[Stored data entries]
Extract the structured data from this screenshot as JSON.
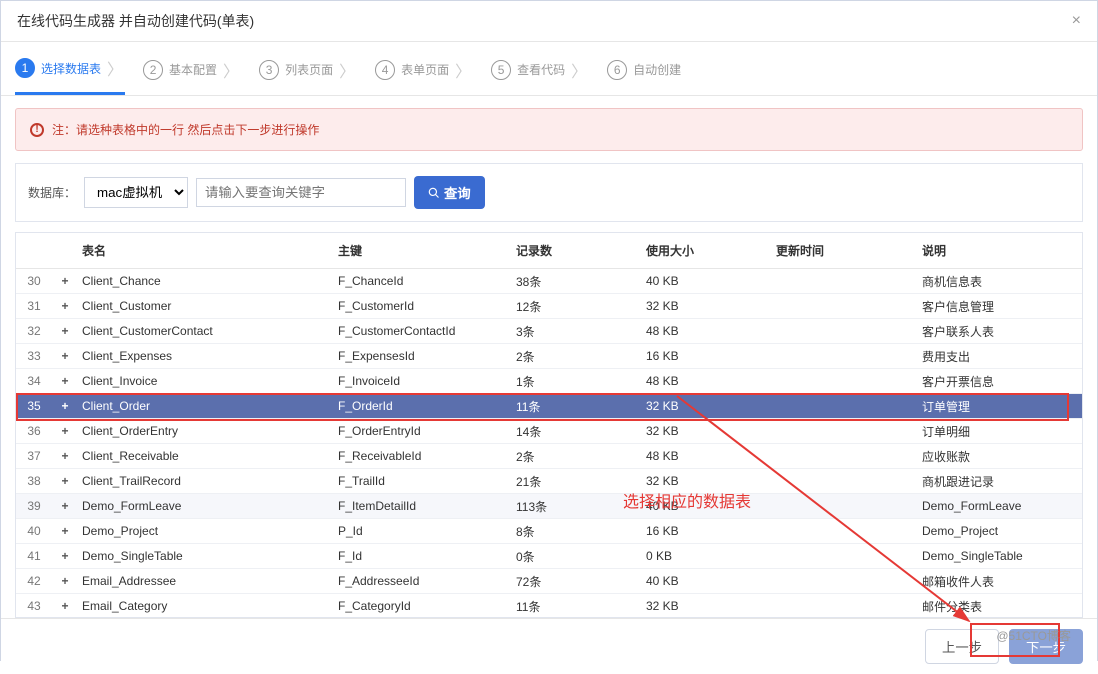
{
  "modal": {
    "title": "在线代码生成器 并自动创建代码(单表)",
    "close": "×"
  },
  "steps": [
    {
      "num": "1",
      "label": "选择数据表",
      "active": true
    },
    {
      "num": "2",
      "label": "基本配置"
    },
    {
      "num": "3",
      "label": "列表页面"
    },
    {
      "num": "4",
      "表单页面": "",
      "label": "表单页面"
    },
    {
      "num": "5",
      "label": "查看代码"
    },
    {
      "num": "6",
      "label": "自动创建"
    }
  ],
  "alert": {
    "icon": "!",
    "text": "注：请选种表格中的一行 然后点击下一步进行操作"
  },
  "query": {
    "db_label": "数据库：",
    "db_value": "mac虚拟机",
    "search_placeholder": "请输入要查询关键字",
    "search_btn": "查询"
  },
  "columns": {
    "name": "表名",
    "key": "主键",
    "count": "记录数",
    "size": "使用大小",
    "updated": "更新时间",
    "desc": "说明"
  },
  "rows": [
    {
      "idx": "30",
      "name": "Client_Chance",
      "key": "F_ChanceId",
      "count": "38条",
      "size": "40 KB",
      "updated": "",
      "desc": "商机信息表",
      "selected": false
    },
    {
      "idx": "31",
      "name": "Client_Customer",
      "key": "F_CustomerId",
      "count": "12条",
      "size": "32 KB",
      "updated": "",
      "desc": "客户信息管理",
      "selected": false
    },
    {
      "idx": "32",
      "name": "Client_CustomerContact",
      "key": "F_CustomerContactId",
      "count": "3条",
      "size": "48 KB",
      "updated": "",
      "desc": "客户联系人表",
      "selected": false
    },
    {
      "idx": "33",
      "name": "Client_Expenses",
      "key": "F_ExpensesId",
      "count": "2条",
      "size": "16 KB",
      "updated": "",
      "desc": "费用支出",
      "selected": false
    },
    {
      "idx": "34",
      "name": "Client_Invoice",
      "key": "F_InvoiceId",
      "count": "1条",
      "size": "48 KB",
      "updated": "",
      "desc": "客户开票信息",
      "selected": false
    },
    {
      "idx": "35",
      "name": "Client_Order",
      "key": "F_OrderId",
      "count": "11条",
      "size": "32 KB",
      "updated": "",
      "desc": "订单管理",
      "selected": true
    },
    {
      "idx": "36",
      "name": "Client_OrderEntry",
      "key": "F_OrderEntryId",
      "count": "14条",
      "size": "32 KB",
      "updated": "",
      "desc": "订单明细",
      "selected": false
    },
    {
      "idx": "37",
      "name": "Client_Receivable",
      "key": "F_ReceivableId",
      "count": "2条",
      "size": "48 KB",
      "updated": "",
      "desc": "应收账款",
      "selected": false
    },
    {
      "idx": "38",
      "name": "Client_TrailRecord",
      "key": "F_TrailId",
      "count": "21条",
      "size": "32 KB",
      "updated": "",
      "desc": "商机跟进记录",
      "selected": false
    },
    {
      "idx": "39",
      "name": "Demo_FormLeave",
      "key": "F_ItemDetailId",
      "count": "113条",
      "size": "40 KB",
      "updated": "",
      "desc": "Demo_FormLeave",
      "selected": false,
      "striped": true
    },
    {
      "idx": "40",
      "name": "Demo_Project",
      "key": "P_Id",
      "count": "8条",
      "size": "16 KB",
      "updated": "",
      "desc": "Demo_Project",
      "selected": false
    },
    {
      "idx": "41",
      "name": "Demo_SingleTable",
      "key": "F_Id",
      "count": "0条",
      "size": "0 KB",
      "updated": "",
      "desc": "Demo_SingleTable",
      "selected": false
    },
    {
      "idx": "42",
      "name": "Email_Addressee",
      "key": "F_AddresseeId",
      "count": "72条",
      "size": "40 KB",
      "updated": "",
      "desc": "邮箱收件人表",
      "selected": false
    },
    {
      "idx": "43",
      "name": "Email_Category",
      "key": "F_CategoryId",
      "count": "11条",
      "size": "32 KB",
      "updated": "",
      "desc": "邮件分类表",
      "selected": false
    }
  ],
  "annotation": "选择相应的数据表",
  "footer": {
    "prev": "上一步",
    "next": "下一步"
  },
  "watermark": "@51CTO博客",
  "colors": {
    "primary": "#3a6bd1",
    "selected_row": "#5b6fad",
    "annotation": "#e53935",
    "alert_bg": "#fdecec",
    "alert_text": "#c0392b"
  }
}
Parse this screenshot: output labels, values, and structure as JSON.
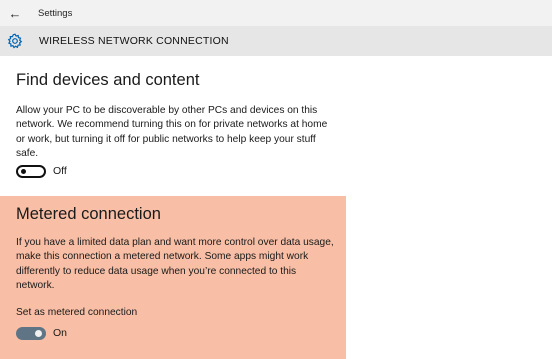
{
  "window": {
    "title": "Settings",
    "back_icon": "←"
  },
  "header": {
    "page_title": "WIRELESS NETWORK CONNECTION",
    "icon": "gear-icon",
    "accent": "#0063b1"
  },
  "find_devices": {
    "heading": "Find devices and content",
    "description": "Allow your PC to be discoverable by other PCs and devices on this network. We recommend turning this on for private networks at home or work, but turning it off for public networks to help keep your stuff safe.",
    "toggle_state": "Off"
  },
  "metered": {
    "heading": "Metered connection",
    "description": "If you have a limited data plan and want more control over data usage, make this connection a metered network. Some apps might work differently to reduce data usage when you’re connected to this network.",
    "setting_label": "Set as metered connection",
    "toggle_state": "On",
    "highlight_color": "#f8bfa6"
  }
}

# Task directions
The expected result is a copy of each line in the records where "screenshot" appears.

# The answer
Extract the structured data from this screenshot as JSON.
Parse this screenshot: output labels, values, and structure as JSON.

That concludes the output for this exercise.